» **WHAT YOU WILL DO**
Pull out from the material below all lines with "Twitter".

[PROVIDED INFORMATION Boundary: Start]

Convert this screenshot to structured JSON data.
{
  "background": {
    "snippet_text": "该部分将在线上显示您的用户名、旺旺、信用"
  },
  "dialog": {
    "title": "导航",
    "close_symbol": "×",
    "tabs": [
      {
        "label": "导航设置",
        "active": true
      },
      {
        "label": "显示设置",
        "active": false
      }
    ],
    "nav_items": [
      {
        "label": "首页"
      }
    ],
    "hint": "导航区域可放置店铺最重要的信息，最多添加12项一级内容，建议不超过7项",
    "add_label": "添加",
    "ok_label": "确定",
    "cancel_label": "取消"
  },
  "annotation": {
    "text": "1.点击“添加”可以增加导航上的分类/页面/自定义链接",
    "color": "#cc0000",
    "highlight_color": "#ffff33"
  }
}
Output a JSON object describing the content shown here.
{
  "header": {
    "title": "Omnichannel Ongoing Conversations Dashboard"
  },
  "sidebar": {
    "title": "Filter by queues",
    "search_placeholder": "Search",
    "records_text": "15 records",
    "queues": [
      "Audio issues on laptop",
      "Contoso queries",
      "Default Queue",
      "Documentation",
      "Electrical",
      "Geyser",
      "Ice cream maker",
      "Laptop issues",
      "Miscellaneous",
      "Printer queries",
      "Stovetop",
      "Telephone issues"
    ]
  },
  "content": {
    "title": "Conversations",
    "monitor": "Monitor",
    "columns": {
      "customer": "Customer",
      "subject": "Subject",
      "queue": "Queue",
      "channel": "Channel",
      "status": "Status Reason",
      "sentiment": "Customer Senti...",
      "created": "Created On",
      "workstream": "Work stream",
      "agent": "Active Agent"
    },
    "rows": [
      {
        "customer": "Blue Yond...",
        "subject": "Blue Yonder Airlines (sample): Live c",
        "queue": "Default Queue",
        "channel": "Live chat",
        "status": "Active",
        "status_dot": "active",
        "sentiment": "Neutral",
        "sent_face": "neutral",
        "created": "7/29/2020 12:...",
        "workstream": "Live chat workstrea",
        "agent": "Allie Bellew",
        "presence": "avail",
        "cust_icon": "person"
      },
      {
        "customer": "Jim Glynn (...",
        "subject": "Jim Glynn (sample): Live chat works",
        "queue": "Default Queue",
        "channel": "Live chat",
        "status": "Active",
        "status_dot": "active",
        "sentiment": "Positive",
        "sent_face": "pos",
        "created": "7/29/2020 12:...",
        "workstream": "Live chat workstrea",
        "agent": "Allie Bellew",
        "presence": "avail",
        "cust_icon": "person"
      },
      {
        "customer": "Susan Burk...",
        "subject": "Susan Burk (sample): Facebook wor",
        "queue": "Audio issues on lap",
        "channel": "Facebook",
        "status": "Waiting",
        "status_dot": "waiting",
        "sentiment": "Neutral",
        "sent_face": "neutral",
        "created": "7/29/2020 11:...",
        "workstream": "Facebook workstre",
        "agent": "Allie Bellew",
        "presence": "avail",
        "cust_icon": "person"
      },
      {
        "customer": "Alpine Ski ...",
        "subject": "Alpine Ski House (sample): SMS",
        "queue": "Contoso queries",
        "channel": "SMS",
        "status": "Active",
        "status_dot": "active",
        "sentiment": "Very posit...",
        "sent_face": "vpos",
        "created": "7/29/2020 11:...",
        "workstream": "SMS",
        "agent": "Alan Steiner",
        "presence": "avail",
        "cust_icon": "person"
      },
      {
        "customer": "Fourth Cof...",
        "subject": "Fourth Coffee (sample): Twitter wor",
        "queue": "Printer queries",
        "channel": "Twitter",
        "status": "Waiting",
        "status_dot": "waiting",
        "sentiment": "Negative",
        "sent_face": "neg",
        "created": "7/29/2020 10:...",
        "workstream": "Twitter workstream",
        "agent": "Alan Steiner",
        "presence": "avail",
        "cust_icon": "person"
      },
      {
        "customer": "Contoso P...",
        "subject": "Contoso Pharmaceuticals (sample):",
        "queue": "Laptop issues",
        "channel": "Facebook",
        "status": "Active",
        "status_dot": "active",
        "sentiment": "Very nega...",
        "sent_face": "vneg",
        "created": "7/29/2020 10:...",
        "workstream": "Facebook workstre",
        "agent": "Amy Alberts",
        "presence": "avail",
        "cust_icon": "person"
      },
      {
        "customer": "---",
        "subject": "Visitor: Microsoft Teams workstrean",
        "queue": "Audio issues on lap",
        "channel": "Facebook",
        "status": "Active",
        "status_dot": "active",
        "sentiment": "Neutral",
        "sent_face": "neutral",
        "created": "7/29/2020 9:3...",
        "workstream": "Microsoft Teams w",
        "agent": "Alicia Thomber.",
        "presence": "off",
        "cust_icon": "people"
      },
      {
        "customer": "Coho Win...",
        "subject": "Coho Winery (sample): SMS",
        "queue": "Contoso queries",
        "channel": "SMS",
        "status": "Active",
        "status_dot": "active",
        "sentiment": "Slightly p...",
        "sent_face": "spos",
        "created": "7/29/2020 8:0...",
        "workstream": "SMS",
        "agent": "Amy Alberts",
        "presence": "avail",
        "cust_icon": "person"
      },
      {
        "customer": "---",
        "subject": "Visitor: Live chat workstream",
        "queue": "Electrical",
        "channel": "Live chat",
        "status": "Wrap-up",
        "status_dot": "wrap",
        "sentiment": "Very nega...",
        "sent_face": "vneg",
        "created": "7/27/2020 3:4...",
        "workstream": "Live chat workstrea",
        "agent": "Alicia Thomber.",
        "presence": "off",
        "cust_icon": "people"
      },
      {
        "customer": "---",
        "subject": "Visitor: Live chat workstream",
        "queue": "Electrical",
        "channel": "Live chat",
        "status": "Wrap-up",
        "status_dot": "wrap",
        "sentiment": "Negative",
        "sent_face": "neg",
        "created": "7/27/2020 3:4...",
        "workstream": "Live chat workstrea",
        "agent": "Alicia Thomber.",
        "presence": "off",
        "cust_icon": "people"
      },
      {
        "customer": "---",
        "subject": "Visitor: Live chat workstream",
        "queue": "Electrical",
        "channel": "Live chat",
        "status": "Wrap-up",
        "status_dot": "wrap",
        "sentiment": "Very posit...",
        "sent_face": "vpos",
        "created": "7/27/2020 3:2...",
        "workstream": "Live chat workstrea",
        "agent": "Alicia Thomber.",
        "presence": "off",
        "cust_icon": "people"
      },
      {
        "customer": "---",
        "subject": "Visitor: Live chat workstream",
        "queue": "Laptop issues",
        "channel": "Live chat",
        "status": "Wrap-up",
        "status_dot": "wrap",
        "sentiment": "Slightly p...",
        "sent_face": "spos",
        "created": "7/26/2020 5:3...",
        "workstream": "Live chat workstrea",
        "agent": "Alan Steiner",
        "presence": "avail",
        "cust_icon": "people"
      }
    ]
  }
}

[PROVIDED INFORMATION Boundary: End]

» **ANSWER SPACE**
        "subject": "Fourth Coffee (sample): Twitter wor",
        "channel": "Twitter",
        "workstream": "Twitter workstream",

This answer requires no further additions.